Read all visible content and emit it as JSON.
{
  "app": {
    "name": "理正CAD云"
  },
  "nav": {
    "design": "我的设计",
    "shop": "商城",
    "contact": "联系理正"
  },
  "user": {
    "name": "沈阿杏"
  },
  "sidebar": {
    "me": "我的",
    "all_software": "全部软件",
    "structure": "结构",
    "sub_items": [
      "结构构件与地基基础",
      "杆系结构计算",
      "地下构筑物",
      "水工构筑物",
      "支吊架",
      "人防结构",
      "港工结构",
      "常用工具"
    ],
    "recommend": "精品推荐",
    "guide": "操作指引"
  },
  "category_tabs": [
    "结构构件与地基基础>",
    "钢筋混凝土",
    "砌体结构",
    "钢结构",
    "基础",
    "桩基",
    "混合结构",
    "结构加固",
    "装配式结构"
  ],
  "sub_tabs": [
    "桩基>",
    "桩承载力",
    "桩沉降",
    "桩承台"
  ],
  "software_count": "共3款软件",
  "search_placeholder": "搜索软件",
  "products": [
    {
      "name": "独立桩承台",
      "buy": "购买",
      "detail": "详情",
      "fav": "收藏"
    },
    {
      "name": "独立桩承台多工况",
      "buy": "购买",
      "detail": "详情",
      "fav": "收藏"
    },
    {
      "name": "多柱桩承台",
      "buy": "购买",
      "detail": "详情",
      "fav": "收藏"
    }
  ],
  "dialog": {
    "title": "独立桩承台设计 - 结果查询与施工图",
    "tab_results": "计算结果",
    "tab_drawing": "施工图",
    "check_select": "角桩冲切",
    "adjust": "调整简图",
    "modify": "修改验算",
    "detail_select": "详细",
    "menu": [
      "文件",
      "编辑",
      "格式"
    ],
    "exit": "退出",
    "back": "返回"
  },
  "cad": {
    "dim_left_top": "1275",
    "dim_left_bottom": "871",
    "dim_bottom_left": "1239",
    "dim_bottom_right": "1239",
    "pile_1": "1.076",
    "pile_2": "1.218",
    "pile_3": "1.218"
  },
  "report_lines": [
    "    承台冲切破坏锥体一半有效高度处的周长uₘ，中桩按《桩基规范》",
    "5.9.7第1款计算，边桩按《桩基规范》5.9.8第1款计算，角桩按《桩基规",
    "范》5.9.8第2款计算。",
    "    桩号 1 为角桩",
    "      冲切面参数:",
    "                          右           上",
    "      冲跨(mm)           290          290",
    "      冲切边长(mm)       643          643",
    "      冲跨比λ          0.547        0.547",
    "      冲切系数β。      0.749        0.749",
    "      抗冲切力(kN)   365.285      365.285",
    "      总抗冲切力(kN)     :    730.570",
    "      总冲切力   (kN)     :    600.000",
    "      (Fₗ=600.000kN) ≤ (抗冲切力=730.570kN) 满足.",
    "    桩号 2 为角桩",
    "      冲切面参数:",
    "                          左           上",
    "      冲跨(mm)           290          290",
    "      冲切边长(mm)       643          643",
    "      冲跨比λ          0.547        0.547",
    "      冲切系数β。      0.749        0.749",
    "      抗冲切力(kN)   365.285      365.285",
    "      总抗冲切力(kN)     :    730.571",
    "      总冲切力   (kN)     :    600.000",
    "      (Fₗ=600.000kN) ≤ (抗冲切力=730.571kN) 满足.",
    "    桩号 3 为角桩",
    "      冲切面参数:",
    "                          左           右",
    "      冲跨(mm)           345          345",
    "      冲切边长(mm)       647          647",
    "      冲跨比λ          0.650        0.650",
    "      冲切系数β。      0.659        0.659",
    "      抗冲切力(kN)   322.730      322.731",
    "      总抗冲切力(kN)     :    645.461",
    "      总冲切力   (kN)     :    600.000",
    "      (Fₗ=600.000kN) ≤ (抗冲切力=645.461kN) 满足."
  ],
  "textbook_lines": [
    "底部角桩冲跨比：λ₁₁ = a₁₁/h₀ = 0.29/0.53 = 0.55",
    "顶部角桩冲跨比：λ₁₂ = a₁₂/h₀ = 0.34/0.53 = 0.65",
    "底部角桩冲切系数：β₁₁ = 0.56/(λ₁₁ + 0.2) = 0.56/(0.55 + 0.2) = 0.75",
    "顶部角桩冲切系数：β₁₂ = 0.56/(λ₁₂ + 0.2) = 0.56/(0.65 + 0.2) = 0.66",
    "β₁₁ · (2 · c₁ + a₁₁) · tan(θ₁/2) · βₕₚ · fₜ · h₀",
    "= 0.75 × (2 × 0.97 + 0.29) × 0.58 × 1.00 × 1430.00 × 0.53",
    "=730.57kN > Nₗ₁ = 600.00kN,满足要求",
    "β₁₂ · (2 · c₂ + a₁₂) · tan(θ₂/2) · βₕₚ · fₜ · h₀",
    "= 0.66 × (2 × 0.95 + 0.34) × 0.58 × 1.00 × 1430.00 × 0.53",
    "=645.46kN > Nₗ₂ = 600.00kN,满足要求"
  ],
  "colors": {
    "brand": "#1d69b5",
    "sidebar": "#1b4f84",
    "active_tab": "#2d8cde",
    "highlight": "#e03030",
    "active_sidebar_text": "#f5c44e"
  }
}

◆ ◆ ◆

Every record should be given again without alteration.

Read all visible content and emit it as JSON.
{
  "app": {
    "name": "理正CAD云"
  },
  "nav": {
    "design": "我的设计",
    "shop": "商城",
    "contact": "联系理正"
  },
  "user": {
    "name": "沈阿杏"
  },
  "sidebar": {
    "me": "我的",
    "all_software": "全部软件",
    "structure": "结构",
    "sub_items": [
      "结构构件与地基基础",
      "杆系结构计算",
      "地下构筑物",
      "水工构筑物",
      "支吊架",
      "人防结构",
      "港工结构",
      "常用工具"
    ],
    "recommend": "精品推荐",
    "guide": "操作指引"
  },
  "category_tabs": [
    "结构构件与地基基础>",
    "钢筋混凝土",
    "砌体结构",
    "钢结构",
    "基础",
    "桩基",
    "混合结构",
    "结构加固",
    "装配式结构"
  ],
  "sub_tabs": [
    "桩基>",
    "桩承载力",
    "桩沉降",
    "桩承台"
  ],
  "software_count": "共3款软件",
  "search_placeholder": "搜索软件",
  "products": [
    {
      "name": "独立桩承台",
      "buy": "购买",
      "detail": "详情",
      "fav": "收藏"
    },
    {
      "name": "独立桩承台多工况",
      "buy": "购买",
      "detail": "详情",
      "fav": "收藏"
    },
    {
      "name": "多柱桩承台",
      "buy": "购买",
      "detail": "详情",
      "fav": "收藏"
    }
  ],
  "dialog": {
    "title": "独立桩承台设计 - 结果查询与施工图",
    "tab_results": "计算结果",
    "tab_drawing": "施工图",
    "check_select": "角桩冲切",
    "adjust": "调整简图",
    "modify": "修改验算",
    "detail_select": "详细",
    "menu": [
      "文件",
      "编辑",
      "格式"
    ],
    "exit": "退出",
    "back": "返回"
  },
  "cad": {
    "dim_left_top": "1275",
    "dim_left_bottom": "871",
    "dim_bottom_left": "1239",
    "dim_bottom_right": "1239",
    "pile_1": "1.076",
    "pile_2": "1.218",
    "pile_3": "1.218"
  },
  "report_lines": [
    "    承台冲切破坏锥体一半有效高度处的周长uₘ，中桩按《桩基规范》",
    "5.9.7第1款计算，边桩按《桩基规范》5.9.8第1款计算，角桩按《桩基规",
    "范》5.9.8第2款计算。",
    "    桩号 1 为角桩",
    "      冲切面参数:",
    "                          右           上",
    "      冲跨(mm)           290          290",
    "      冲切边长(mm)       643          643",
    "      冲跨比λ          0.547        0.547",
    "      冲切系数β。      0.749        0.749",
    "      抗冲切力(kN)   365.285      365.285",
    "      总抗冲切力(kN)     :    730.570",
    "      总冲切力   (kN)     :    600.000",
    "      (Fₗ=600.000kN) ≤ (抗冲切力=730.570kN) 满足.",
    "    桩号 2 为角桩",
    "      冲切面参数:",
    "                          左           上",
    "      冲跨(mm)           290          290",
    "      冲切边长(mm)       643          643",
    "      冲跨比λ          0.547        0.547",
    "      冲切系数β。      0.749        0.749",
    "      抗冲切力(kN)   365.285      365.285",
    "      总抗冲切力(kN)     :    730.571",
    "      总冲切力   (kN)     :    600.000",
    "      (Fₗ=600.000kN) ≤ (抗冲切力=730.571kN) 满足.",
    "    桩号 3 为角桩",
    "      冲切面参数:",
    "                          左           右",
    "      冲跨(mm)           345          345",
    "      冲切边长(mm)       647          647",
    "      冲跨比λ          0.650        0.650",
    "      冲切系数β。      0.659        0.659",
    "      抗冲切力(kN)   322.730      322.731",
    "      总抗冲切力(kN)     :    645.461",
    "      总冲切力   (kN)     :    600.000",
    "      (Fₗ=600.000kN) ≤ (抗冲切力=645.461kN) 满足."
  ],
  "textbook_lines": [
    "底部角桩冲跨比：λ₁₁ = a₁₁/h₀ = 0.29/0.53 = 0.55",
    "顶部角桩冲跨比：λ₁₂ = a₁₂/h₀ = 0.34/0.53 = 0.65",
    "底部角桩冲切系数：β₁₁ = 0.56/(λ₁₁ + 0.2) = 0.56/(0.55 + 0.2) = 0.75",
    "顶部角桩冲切系数：β₁₂ = 0.56/(λ₁₂ + 0.2) = 0.56/(0.65 + 0.2) = 0.66",
    "β₁₁ · (2 · c₁ + a₁₁) · tan(θ₁/2) · βₕₚ · fₜ · h₀",
    "= 0.75 × (2 × 0.97 + 0.29) × 0.58 × 1.00 × 1430.00 × 0.53",
    "=730.57kN > Nₗ₁ = 600.00kN,满足要求",
    "β₁₂ · (2 · c₂ + a₁₂) · tan(θ₂/2) · βₕₚ · fₜ · h₀",
    "= 0.66 × (2 × 0.95 + 0.34) × 0.58 × 1.00 × 1430.00 × 0.53",
    "=645.46kN > Nₗ₂ = 600.00kN,满足要求"
  ],
  "colors": {
    "brand": "#1d69b5",
    "sidebar": "#1b4f84",
    "active_tab": "#2d8cde",
    "highlight": "#e03030",
    "active_sidebar_text": "#f5c44e"
  }
}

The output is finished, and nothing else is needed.